Oil price hovers nervously after Brexit losses
Oil prices had slumped more than five per cent on Friday following the British referendum.
They slid again as trading opened in Asia on Monday, rebounded hours later, and then came under fresh pressure in European business.
At around 1035 GMT, Brent crude was up six cents at US$48.47, while US benchmark West Texas Intermediate was down six cents at US$47.58.
Both contracts have tumbled almost 10 per cent from their 2016 highs touched earlier this month.
"Clearly many market participants view current oil prices as an attractive entry level after their five per cent decline on Friday," analysts at Commerzbank said.
"Fundamentally, the oil price is well-supported," they said, adding that "one can only speculate at present on the possible effects of a 'Brexit' on oil demand." "We believe that oil market fundamentals will eventually reassert themselves," said JBC Energy analysts. "However, this is contingent on a reduction in uncertainty, and at the moment, further political developments remain highly unclear," they said.

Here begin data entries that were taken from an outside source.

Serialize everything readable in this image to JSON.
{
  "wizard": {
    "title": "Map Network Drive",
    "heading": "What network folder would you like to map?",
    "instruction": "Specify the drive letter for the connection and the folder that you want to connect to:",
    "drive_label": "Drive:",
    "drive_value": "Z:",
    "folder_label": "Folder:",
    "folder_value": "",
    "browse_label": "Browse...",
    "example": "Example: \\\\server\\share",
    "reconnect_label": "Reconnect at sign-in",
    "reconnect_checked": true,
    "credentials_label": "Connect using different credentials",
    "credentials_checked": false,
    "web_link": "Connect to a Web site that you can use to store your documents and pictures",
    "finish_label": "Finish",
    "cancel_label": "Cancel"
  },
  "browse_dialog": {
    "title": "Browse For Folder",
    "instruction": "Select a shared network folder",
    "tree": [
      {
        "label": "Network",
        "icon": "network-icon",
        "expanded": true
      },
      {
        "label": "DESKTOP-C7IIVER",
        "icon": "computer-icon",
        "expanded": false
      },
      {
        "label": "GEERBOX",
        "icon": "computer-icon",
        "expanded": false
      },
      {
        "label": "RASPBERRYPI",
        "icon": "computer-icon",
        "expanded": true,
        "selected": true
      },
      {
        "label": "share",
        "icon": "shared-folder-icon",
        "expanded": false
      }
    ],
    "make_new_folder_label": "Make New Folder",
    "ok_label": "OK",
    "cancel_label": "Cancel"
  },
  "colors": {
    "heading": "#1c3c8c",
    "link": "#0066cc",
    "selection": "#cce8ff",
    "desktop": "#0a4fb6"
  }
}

British finance minister George Osborne said early Monday that Brexit was likely to lead to further volatility but the British economy is "as strong as could be".
"While the oil market fundamentals will ensure no major drop in the price of crude... the oil markets are likely to remain under pressure until the volatility in the financial markets comes down," said EY Services oil and gas analyst Sanjeev Gupta.
"Everything is caught up in Brexit," Evan Lucas, a market strategist at IG Ltd. in Melbourne told Bloomberg News.
"The oil fundamentals for the moment will be put to one side as markets try to figure out exactly how this will all work," he added.
Adding to the downward pressure on crude was the strengthening of the dollar, with traders fleeing to the currency's relative safety.
A stronger dollar makes dollar-priced commodities like oil more expensive for those using other currencies.